The Republican calls for new measures to prevent the spread of Ebola came as a Pew Research Center poll released Monday showed Republicans are more skeptical than Democrats about the federal government's ability to prevent an outbreak of Ebola.
"There's only so much that a state can do," said Perry.
The issue has also cropped up in several key midterm contests in states with some of the busiest international airports in the United States.
Thom Tillis, the Republican nominee for Senate in the crucial battleground state of North Carolina, last week called for U.S. officials to ban travel from Liberia, Sierra Leone and Guinea. In Michigan, Republican Senate nominee Terri Lynn Land has also called for a travel ban.
North Carolina is home to Charlotte Douglas International Airport, which saw more than 20 million passengers in 2012, according to the Department of Transportation. In Michigan, Detroit Metropolitan Airport saw nearly 16 million passengers that year.
At least one Democrat has mentioned Ebola in a campaign ad. Sen. Mark Pryor (D-Ark.) released a commercial in August attacking Rep. Tom Cotton (R) for cutting "billions from our nation's medical disaster and emergency programs."

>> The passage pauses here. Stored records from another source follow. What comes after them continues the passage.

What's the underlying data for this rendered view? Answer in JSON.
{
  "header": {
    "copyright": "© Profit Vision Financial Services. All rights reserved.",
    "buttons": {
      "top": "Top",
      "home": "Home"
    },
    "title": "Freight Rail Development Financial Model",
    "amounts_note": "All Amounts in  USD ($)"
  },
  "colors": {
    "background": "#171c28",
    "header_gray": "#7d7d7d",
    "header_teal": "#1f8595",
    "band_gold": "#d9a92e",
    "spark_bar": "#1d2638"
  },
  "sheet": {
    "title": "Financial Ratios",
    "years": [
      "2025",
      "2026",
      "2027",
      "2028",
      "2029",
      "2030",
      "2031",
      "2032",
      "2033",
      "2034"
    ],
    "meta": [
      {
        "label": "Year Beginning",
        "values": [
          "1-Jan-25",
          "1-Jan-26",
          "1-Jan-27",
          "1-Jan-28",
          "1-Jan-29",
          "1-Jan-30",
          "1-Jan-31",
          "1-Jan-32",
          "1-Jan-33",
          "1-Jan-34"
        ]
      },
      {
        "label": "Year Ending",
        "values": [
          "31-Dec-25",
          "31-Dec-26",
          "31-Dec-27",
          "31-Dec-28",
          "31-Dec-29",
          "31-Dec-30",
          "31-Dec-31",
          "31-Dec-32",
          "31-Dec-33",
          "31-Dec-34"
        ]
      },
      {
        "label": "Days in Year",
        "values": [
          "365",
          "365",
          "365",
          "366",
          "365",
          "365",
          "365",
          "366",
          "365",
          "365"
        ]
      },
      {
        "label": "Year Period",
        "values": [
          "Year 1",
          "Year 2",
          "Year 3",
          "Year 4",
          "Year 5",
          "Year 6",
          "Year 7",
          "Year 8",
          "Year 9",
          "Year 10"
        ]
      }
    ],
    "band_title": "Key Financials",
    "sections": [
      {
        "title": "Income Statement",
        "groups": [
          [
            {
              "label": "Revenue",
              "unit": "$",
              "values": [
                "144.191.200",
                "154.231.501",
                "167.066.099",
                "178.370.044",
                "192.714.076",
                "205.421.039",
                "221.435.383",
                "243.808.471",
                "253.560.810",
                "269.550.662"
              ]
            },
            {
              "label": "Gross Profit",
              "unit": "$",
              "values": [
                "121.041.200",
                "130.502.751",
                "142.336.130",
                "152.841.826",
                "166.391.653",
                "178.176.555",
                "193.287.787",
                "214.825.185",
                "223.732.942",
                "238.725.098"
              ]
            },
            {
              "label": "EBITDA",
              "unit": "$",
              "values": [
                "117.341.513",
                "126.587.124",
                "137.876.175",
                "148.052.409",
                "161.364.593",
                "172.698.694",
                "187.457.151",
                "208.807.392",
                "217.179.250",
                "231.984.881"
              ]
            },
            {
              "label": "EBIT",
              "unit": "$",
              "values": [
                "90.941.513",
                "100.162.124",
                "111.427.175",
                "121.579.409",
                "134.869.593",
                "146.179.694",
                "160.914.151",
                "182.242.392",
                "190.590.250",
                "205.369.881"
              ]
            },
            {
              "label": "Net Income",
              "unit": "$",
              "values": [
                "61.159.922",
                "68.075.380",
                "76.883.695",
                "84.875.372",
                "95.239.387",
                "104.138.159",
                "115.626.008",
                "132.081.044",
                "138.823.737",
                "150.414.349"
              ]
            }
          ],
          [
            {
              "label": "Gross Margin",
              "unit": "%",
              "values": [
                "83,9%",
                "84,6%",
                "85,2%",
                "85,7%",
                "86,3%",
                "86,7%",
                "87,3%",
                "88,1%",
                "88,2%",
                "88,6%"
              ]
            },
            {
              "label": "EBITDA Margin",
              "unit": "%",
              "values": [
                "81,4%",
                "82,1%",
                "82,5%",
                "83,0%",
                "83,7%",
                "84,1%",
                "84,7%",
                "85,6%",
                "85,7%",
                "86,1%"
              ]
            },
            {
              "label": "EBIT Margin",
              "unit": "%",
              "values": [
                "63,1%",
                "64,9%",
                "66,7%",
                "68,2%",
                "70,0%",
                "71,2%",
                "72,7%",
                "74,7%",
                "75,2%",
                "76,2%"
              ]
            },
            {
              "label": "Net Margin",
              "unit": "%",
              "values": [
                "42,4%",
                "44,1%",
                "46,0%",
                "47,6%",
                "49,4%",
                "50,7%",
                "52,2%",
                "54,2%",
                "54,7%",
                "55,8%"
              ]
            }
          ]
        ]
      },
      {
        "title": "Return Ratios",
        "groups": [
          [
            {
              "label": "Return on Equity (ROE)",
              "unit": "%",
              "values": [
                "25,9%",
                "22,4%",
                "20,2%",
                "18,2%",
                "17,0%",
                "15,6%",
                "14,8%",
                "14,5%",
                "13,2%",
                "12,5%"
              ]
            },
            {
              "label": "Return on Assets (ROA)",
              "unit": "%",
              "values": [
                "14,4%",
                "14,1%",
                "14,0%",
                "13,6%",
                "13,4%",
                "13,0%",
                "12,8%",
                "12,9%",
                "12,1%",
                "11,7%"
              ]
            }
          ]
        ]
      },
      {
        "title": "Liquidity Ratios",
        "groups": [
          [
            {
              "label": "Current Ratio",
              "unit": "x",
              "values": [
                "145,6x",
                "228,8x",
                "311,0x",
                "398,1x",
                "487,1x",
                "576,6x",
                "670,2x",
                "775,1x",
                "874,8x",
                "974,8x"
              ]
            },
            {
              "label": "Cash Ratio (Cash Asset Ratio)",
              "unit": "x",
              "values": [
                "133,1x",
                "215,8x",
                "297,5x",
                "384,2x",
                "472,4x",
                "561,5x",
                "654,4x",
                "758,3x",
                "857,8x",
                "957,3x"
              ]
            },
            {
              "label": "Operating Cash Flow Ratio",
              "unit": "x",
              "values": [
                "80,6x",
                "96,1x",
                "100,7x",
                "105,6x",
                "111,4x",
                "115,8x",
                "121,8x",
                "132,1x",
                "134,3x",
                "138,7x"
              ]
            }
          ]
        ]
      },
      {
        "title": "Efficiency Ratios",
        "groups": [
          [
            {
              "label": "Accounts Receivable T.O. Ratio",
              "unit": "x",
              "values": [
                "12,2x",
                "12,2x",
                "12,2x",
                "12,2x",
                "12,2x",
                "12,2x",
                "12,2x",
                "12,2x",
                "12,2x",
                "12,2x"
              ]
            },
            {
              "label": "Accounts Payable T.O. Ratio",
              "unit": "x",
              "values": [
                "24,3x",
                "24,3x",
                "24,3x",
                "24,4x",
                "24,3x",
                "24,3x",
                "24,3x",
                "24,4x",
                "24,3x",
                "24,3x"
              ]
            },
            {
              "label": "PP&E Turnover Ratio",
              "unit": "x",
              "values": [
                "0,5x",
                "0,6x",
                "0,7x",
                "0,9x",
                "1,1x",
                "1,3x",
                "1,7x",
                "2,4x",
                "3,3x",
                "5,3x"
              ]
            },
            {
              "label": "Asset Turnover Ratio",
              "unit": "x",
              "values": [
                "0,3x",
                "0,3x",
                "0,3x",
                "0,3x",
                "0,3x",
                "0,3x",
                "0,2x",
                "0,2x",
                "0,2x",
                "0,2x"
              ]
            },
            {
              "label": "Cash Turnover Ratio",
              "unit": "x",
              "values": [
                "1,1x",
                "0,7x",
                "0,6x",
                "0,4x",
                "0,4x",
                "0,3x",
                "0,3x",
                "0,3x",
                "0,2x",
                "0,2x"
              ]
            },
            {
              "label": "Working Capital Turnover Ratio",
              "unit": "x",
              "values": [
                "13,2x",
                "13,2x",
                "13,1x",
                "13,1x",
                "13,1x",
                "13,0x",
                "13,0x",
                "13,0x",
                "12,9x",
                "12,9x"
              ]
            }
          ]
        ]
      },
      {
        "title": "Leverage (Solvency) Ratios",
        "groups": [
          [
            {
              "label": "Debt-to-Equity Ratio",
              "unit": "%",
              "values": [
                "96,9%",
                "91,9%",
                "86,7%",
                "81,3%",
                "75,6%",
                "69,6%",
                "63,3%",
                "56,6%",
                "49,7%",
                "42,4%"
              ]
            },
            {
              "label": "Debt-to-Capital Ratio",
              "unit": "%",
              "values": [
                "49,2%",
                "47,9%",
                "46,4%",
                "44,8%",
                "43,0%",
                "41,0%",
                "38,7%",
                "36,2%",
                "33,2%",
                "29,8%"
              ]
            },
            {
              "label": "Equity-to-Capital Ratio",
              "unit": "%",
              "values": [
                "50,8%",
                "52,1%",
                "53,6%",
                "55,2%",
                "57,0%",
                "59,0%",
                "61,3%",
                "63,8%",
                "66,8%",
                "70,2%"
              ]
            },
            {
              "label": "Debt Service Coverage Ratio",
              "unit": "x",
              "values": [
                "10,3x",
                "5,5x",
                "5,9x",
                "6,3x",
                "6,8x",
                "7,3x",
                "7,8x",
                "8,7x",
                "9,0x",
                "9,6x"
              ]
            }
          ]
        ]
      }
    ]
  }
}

Mark Berman contributed to this post.
Read more: How the Ebola epidemic sped out of control